If there were more resources available I suspect that there would be more of a shift towards people being able to manage at home for longer, which would decrease demand on the hospital system.
Caring for a family member at home is of course a challenging (if rewarding) task, and more support to do this, especially with hands-on-the-ground support would help boost the confidence of people who are teetering on the edge of not quite managing. This lack of confidence I think does lead to patients who are not necessarily symptomatically complex not able to remain at home and having to come into hospital, which can be devastating to someone towards the end of their life.
In my area, as in many others, we are spread quite thin, and even at the end of life in the community the limit stretches to about 2 hours in 24 being physically supported at home with some phone outreach around that. This can be difficult for many families to cope with: the time without someone around, the uncertainty. If there were funding and staff in place to provide more frequent nursing, allied health and medical care at home, I do wonder if remaining at home would become a more attractive option, for both families and patients. This would decrease the load on the acute system (ambulance, emergency departments, hospital) as well as the inpatient palliative care system. We could then increase access for patients who are more complex, whose needs can’t be met at home, to access inpatient care.
Palliverse – What else would you like to see the Federal parties commit to, in order to improve palliative and end of life care in Australia?
Ben – The first thing would I suppose be the subject of my email – more fair access to end of life care (and by fair I mean, less cost shifted to patient or carer) at home for families. This could be via a specialised subsidy like a Centrelink Health Care Card for palliative care patients, or via direct funding to palliative care departments to supply medication to patients. I suspect the former is more ‘efficient’ than the latter, as not everyone needs specialist involvement and specialist departments do not exist everywhere.

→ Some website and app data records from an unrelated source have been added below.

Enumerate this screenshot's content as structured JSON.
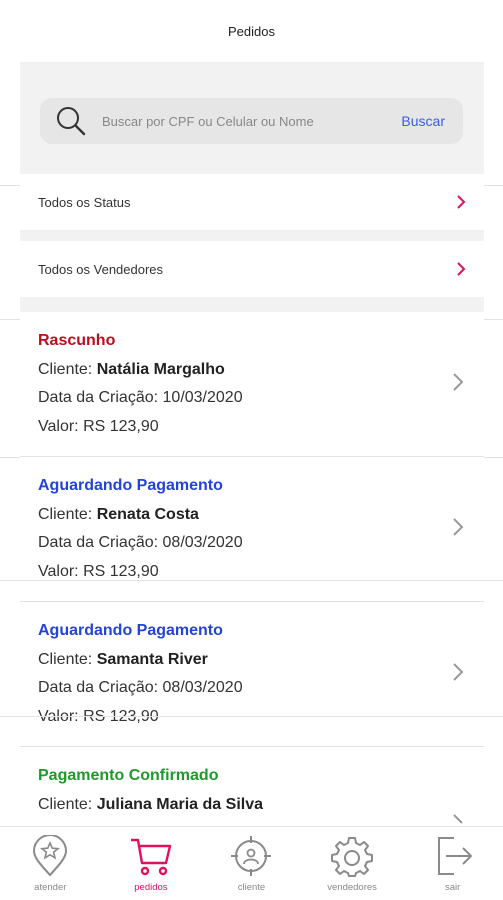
{
  "header": {
    "title": "Pedidos"
  },
  "search": {
    "placeholder": "Buscar por CPF ou Celular ou Nome",
    "button_label": "Buscar"
  },
  "filters": [
    {
      "label": "Todos os Status"
    },
    {
      "label": "Todos os Vendedores"
    }
  ],
  "orders": [
    {
      "status": "Rascunho",
      "status_color": "#b80f1f",
      "client_label": "Cliente:",
      "client": "Natália Margalho",
      "date_label": "Data da Criação:",
      "date": "10/03/2020",
      "value_label": "Valor:",
      "value": "RS 123,90"
    },
    {
      "status": "Aguardando Pagamento",
      "status_color": "#2443d8",
      "client_label": "Cliente:",
      "client": "Renata Costa",
      "date_label": "Data da Criação:",
      "date": "08/03/2020",
      "value_label": "Valor:",
      "value": "RS 123,90"
    },
    {
      "status": "Aguardando Pagamento",
      "status_color": "#2443d8",
      "client_label": "Cliente:",
      "client": "Samanta River",
      "date_label": "Data da Criação:",
      "date": "08/03/2020",
      "value_label": "Valor:",
      "value": "RS 123,90"
    },
    {
      "status": "Pagamento Confirmado",
      "status_color": "#1e9a2a",
      "client_label": "Cliente:",
      "client": "Juliana Maria da Silva"
    }
  ],
  "tabbar": {
    "items": [
      {
        "label": "atender",
        "icon": "map-pin-star-icon"
      },
      {
        "label": "pedidos",
        "icon": "cart-icon",
        "active": true
      },
      {
        "label": "cliente",
        "icon": "target-person-icon"
      },
      {
        "label": "vendedores",
        "icon": "gear-icon"
      },
      {
        "label": "sair",
        "icon": "logout-icon"
      }
    ]
  },
  "colors": {
    "accent": "#e0115f",
    "link": "#3a5ee0"
  }
}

Secondly, I would like to see a firm commitment to developing a broader level of community service – ensuring that the community availability of skilled allied health, patient care assistants, nursing and medical staff is deepened and extended to all patients. I am very aware that my GP colleagues do the lions share of palliative care in the community; but for those that are complex and referred to a specialist service there needs to be more help accessible and available.
Thirdly, there was an interesting feasibility study published in the RACP’s Internal Medical Journal about an ‘extended care unit’ model, which I think deserves attention and more development… for the patients that don’t need the complex skillset of the inpatient PCU, don’t need the acute care of the hospital, aren’t able to go home, but prognostically it would not be fair to go through the aged care assessment process. Somewhere like a half-way house, where care can be provided, possibly as an expanded palliative medicine skillset – longitudinal sub-acute palliative care, in an inpatient-esque setting. I know the feasibility study showed a cost-benefit (which I’m sure makes administrators happy), the lack of stress associated with moving a relative to an aged care facility would surely make families and patients less concerned, and the availability of care and access would help promote dignity and comfort.
Thanks Ben! Please follow us on Twitter at @palliverse and Dr Ben at @andiyarus and support his efforts to get #palliativecare onto the Federal Election agenda in Australia.